Data for this exercise =>

Segment Open

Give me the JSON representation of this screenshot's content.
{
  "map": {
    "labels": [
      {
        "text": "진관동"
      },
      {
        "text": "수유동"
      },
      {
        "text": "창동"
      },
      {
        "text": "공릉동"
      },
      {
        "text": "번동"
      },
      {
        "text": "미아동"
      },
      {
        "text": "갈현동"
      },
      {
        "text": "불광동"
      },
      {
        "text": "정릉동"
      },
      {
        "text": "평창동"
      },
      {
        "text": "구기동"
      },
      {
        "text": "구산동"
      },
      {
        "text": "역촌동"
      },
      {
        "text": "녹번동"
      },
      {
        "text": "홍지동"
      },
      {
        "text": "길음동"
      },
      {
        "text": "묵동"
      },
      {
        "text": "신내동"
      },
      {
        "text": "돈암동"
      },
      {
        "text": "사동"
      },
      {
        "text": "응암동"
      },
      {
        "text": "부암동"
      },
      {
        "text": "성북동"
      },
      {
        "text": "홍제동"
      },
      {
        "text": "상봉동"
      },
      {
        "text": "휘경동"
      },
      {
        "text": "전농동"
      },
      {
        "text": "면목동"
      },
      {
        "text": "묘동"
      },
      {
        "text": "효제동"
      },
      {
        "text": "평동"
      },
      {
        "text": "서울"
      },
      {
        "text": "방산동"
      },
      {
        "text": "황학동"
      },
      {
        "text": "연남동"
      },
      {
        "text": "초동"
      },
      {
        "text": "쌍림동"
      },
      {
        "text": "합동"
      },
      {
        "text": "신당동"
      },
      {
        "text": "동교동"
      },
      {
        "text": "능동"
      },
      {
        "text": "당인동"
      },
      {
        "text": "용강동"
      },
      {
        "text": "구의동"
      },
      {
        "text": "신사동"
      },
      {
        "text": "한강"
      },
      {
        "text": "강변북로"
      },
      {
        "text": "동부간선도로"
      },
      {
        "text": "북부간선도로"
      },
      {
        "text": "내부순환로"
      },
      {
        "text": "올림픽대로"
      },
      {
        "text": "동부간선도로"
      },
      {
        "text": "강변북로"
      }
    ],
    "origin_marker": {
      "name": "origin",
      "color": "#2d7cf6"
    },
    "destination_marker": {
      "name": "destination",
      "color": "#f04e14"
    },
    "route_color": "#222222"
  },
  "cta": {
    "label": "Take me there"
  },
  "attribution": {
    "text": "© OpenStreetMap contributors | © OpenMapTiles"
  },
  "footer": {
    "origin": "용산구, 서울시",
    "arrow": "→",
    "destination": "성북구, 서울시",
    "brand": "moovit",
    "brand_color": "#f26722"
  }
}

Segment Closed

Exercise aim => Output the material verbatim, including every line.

Written answer =>
Give me the JSON representation of this screenshot's content.
{
  "map": {
    "labels": [
      {
        "text": "진관동"
      },
      {
        "text": "수유동"
      },
      {
        "text": "창동"
      },
      {
        "text": "공릉동"
      },
      {
        "text": "번동"
      },
      {
        "text": "미아동"
      },
      {
        "text": "갈현동"
      },
      {
        "text": "불광동"
      },
      {
        "text": "정릉동"
      },
      {
        "text": "평창동"
      },
      {
        "text": "구기동"
      },
      {
        "text": "구산동"
      },
      {
        "text": "역촌동"
      },
      {
        "text": "녹번동"
      },
      {
        "text": "홍지동"
      },
      {
        "text": "길음동"
      },
      {
        "text": "묵동"
      },
      {
        "text": "신내동"
      },
      {
        "text": "돈암동"
      },
      {
        "text": "사동"
      },
      {
        "text": "응암동"
      },
      {
        "text": "부암동"
      },
      {
        "text": "성북동"
      },
      {
        "text": "홍제동"
      },
      {
        "text": "상봉동"
      },
      {
        "text": "휘경동"
      },
      {
        "text": "전농동"
      },
      {
        "text": "면목동"
      },
      {
        "text": "묘동"
      },
      {
        "text": "효제동"
      },
      {
        "text": "평동"
      },
      {
        "text": "서울"
      },
      {
        "text": "방산동"
      },
      {
        "text": "황학동"
      },
      {
        "text": "연남동"
      },
      {
        "text": "초동"
      },
      {
        "text": "쌍림동"
      },
      {
        "text": "합동"
      },
      {
        "text": "신당동"
      },
      {
        "text": "동교동"
      },
      {
        "text": "능동"
      },
      {
        "text": "당인동"
      },
      {
        "text": "용강동"
      },
      {
        "text": "구의동"
      },
      {
        "text": "신사동"
      },
      {
        "text": "한강"
      },
      {
        "text": "강변북로"
      },
      {
        "text": "동부간선도로"
      },
      {
        "text": "북부간선도로"
      },
      {
        "text": "내부순환로"
      },
      {
        "text": "올림픽대로"
      },
      {
        "text": "동부간선도로"
      },
      {
        "text": "강변북로"
      }
    ],
    "origin_marker": {
      "name": "origin",
      "color": "#2d7cf6"
    },
    "destination_marker": {
      "name": "destination",
      "color": "#f04e14"
    },
    "route_color": "#222222"
  },
  "cta": {
    "label": "Take me there"
  },
  "attribution": {
    "text": "© OpenStreetMap contributors | © OpenMapTiles"
  },
  "footer": {
    "origin": "용산구, 서울시",
    "arrow": "→",
    "destination": "성북구, 서울시",
    "brand": "moovit",
    "brand_color": "#f26722"
  }
}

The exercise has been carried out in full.